My favorite Spring blooming plants from March & April include a few old favorites, and some new plants. I work at Cofer’s now, and I haven’t had much time to write, but will soon. My next post will be about the fifth year of raised bed garden planting-which I finally got done this past week.
Early March Bulbs sleep all winter & then awaken to Spring Sunshine
Late March-Early April Shrubs, Perennials, & Vines
late April After studying her reflection Nature improves upon her artwork
Wow! So much happens in the garden in those few months.
The blooming is over now, but the plants live on growing & storing energy for more blooms.
Like their namesake in Greek Mythology, Iris- “the messenger goddess”, or “the rainbow goddess,” these beautiful flowers deliver the message that Spring has arrived, in all the colors of the rainbow. I only got a few bloom colors this year, and I am thrilled to have them!
My friend generously dug them from her garden two years ago, and I transplanted them here. One purple bloomed the first year- from over a dozen transplants. Then, this year three purples bloomed, and an absolutely gorgeous pinky, mauve beauty. I’ve not looked up the varieties yet, but wanted to post this while they are blooming (except the Dutch iris- bloomed earlier this month).
I enriched the heavy clay soil with my organic, homemade compost and fallen leaf mulch. I followed directions from The American Iris Society’s website on planting the rhizomes. They take a little time getting settled in, but are worth the wait for the spectacular flowers.
This Bearded Iris traveled a long way to get here, and bloomed the first year after transplant! The season grew so busy this year, that I didn’t get these pics posted this Spring. My friend in Raleigh dug up two paper grocery bags brimming with iris rhizomes last year from her garden.
I brought them home, and planted a few groups in different sunny spots. Walter Reeves’ website walterreeves.com discuses when and how to divide iris rhizomes. I also found the American Iris Society’s detailed instructions about how to plant and grow iris very helpful.
The only one that bloomed this year was this regally dark and majestic purple beauty. I posted in the past about my Dutch Iris -which is planted in the same area. They are similar, but the bearded iris is larger, has more frilly flowers, and more striking foliage. The American Meadows All About Irises page contains helpful info about the kinds of irises, their histories, and how to purchase and grow them. I am so happy to have them growing here. As a bonus, the deer and squirrels don’t seem to find them tasty.

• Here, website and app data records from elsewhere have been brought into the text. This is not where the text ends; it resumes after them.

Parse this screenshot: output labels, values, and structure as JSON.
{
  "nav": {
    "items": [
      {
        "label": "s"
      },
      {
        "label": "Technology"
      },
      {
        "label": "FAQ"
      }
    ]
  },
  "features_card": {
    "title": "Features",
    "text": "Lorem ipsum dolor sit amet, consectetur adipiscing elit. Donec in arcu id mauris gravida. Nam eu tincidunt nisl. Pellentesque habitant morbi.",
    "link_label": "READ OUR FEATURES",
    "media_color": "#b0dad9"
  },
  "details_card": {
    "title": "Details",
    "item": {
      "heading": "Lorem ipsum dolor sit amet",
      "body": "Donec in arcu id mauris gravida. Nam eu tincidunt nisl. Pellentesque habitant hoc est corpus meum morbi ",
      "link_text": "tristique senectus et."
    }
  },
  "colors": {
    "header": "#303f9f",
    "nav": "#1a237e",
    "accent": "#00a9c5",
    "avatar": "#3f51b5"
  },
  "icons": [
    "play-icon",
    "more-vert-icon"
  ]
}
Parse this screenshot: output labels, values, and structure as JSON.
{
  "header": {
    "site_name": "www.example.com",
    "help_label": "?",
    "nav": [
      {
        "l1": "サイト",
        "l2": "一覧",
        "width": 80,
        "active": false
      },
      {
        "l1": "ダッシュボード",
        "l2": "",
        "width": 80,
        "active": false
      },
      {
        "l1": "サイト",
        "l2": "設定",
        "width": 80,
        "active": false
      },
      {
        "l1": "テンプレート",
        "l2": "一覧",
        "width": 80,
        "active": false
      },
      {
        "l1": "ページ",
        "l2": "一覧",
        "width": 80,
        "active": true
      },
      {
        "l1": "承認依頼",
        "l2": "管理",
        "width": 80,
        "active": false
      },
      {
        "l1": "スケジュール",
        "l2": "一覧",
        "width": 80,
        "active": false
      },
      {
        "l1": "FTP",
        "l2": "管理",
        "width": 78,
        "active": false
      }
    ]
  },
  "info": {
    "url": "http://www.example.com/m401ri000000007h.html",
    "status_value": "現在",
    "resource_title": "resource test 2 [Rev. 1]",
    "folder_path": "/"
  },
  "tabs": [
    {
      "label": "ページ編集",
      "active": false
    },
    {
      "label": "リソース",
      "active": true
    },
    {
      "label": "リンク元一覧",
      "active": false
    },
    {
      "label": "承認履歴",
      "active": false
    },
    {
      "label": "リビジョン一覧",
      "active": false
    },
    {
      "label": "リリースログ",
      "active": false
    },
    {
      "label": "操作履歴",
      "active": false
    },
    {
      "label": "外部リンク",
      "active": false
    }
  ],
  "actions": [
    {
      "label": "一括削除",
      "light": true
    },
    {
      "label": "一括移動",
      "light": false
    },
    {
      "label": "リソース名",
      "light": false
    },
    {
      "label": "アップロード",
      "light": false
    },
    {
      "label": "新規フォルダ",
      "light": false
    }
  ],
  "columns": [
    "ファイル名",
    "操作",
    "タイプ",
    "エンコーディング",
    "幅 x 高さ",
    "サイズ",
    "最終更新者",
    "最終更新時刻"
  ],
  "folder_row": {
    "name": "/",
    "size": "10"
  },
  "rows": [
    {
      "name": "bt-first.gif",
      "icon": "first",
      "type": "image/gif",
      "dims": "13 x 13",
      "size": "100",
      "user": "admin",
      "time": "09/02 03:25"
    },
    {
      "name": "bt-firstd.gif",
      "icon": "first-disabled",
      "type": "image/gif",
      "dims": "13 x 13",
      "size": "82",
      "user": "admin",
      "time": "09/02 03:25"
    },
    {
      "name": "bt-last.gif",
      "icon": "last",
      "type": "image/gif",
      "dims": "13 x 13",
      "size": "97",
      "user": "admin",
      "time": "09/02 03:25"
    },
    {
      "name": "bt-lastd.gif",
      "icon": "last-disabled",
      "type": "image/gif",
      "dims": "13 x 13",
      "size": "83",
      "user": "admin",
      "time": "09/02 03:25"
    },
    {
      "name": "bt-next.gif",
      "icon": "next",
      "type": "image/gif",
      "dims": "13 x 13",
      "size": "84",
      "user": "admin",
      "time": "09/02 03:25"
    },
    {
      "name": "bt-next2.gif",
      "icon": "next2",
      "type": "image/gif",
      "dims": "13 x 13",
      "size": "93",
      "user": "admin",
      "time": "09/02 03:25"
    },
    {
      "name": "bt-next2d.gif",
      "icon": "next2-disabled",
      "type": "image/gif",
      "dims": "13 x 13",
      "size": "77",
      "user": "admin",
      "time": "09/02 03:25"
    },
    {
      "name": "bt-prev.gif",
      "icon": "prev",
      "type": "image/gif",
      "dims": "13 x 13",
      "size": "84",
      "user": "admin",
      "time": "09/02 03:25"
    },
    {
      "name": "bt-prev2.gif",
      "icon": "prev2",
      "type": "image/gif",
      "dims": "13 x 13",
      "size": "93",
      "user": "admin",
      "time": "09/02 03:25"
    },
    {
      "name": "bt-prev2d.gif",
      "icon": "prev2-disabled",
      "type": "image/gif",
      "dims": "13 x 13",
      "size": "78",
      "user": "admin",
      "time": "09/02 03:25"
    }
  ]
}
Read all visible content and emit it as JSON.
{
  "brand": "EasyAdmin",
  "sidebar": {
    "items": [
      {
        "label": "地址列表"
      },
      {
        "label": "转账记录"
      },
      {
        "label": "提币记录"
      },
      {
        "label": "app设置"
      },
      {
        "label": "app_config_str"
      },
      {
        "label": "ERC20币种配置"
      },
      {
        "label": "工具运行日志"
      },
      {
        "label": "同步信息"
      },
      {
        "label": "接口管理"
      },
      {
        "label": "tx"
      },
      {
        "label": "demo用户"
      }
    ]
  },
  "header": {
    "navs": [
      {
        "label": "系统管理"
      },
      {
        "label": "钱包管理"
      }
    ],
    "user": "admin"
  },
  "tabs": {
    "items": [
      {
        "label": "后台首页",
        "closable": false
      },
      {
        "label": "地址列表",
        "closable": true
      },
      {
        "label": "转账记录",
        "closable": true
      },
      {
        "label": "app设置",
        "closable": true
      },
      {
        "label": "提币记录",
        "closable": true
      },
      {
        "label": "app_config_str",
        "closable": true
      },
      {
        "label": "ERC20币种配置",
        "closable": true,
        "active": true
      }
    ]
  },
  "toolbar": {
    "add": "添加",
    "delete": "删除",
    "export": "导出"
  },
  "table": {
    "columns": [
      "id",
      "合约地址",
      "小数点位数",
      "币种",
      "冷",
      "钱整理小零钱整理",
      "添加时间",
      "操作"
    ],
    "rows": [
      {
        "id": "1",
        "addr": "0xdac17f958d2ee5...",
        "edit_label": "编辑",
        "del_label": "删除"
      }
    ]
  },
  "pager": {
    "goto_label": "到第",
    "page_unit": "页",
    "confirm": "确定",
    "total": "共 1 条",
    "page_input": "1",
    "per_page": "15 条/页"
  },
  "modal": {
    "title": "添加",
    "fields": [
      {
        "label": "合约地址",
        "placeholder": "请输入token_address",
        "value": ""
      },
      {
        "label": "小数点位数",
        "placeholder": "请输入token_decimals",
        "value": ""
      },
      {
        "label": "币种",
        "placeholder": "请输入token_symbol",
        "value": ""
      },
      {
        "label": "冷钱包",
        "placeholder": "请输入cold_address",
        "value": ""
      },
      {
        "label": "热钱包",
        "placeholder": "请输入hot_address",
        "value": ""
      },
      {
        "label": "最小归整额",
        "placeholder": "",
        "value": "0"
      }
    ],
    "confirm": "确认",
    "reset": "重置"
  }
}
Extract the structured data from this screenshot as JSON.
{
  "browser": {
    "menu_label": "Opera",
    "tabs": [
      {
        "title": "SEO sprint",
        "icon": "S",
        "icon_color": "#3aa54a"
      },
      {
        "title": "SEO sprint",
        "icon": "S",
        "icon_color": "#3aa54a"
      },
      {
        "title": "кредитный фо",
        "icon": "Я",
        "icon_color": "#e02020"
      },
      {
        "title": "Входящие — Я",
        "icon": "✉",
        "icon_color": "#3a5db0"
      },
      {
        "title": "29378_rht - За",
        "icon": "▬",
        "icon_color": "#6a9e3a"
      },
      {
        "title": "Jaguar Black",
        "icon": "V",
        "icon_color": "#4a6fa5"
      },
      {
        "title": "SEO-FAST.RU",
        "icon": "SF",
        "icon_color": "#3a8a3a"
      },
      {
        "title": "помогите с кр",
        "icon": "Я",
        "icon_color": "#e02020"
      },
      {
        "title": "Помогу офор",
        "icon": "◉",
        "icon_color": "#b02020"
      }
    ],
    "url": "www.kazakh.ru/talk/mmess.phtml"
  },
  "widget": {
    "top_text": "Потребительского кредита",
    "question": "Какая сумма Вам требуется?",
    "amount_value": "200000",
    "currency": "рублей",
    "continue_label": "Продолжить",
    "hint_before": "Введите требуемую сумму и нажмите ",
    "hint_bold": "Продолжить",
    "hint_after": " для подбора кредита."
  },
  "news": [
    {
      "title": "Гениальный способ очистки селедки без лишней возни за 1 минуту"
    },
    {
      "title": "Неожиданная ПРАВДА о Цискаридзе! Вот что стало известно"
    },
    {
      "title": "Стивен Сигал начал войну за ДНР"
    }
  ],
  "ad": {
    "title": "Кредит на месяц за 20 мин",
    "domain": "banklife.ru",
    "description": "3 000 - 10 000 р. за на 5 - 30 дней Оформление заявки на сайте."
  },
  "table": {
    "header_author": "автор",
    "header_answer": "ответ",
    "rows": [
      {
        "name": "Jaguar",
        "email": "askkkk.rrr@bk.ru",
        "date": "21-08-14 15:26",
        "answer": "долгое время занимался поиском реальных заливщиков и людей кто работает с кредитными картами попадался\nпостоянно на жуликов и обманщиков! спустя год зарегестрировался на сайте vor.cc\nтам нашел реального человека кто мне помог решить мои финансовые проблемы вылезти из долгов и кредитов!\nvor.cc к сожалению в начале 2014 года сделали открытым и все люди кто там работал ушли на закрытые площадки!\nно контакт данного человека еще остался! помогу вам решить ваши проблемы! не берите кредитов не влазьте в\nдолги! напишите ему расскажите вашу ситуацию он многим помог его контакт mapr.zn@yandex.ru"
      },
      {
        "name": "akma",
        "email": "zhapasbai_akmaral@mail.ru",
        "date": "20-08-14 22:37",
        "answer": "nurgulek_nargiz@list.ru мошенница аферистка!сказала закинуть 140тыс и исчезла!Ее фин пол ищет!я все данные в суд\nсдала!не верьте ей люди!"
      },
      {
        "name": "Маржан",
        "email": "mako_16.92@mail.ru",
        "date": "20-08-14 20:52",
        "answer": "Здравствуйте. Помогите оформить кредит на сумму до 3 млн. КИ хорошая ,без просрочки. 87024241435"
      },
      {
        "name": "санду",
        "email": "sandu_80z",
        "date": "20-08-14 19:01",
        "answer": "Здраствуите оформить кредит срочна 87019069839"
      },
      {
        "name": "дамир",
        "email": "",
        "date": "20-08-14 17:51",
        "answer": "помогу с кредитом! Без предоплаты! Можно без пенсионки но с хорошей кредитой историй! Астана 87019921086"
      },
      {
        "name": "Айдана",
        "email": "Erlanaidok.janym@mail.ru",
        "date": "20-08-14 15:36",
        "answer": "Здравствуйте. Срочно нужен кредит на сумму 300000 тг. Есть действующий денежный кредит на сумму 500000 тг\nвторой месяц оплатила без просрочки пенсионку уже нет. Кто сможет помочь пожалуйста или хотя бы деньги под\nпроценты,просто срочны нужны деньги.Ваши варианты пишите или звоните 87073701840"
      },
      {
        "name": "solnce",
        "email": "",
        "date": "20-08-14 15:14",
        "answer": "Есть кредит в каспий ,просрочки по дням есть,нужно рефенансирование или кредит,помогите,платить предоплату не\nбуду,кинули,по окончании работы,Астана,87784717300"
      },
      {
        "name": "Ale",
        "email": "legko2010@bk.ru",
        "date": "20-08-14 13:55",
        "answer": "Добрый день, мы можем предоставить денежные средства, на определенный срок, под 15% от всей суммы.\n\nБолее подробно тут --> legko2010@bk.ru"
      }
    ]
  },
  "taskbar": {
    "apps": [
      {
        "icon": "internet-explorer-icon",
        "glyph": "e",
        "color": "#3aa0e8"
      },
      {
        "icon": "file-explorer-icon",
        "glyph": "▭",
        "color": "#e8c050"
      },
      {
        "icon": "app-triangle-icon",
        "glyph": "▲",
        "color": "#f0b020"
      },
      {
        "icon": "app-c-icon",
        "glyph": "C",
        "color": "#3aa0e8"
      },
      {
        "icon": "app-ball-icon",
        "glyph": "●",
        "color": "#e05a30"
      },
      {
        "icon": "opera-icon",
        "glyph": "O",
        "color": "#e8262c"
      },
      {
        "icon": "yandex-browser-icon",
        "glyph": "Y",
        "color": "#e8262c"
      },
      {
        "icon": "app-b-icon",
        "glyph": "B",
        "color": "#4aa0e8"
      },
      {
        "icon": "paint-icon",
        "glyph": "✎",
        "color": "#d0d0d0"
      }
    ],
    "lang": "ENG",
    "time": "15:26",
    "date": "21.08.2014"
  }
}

These gorgeous Dutch Iris bulbs were a gift from my thoughtful sister-in-law. She knows me so well and has given me so many great plants over the years. Also know as the classic Fleur-de-Lis, I was fascinated by these flowers as a child and am so happy to have them growing in my garden.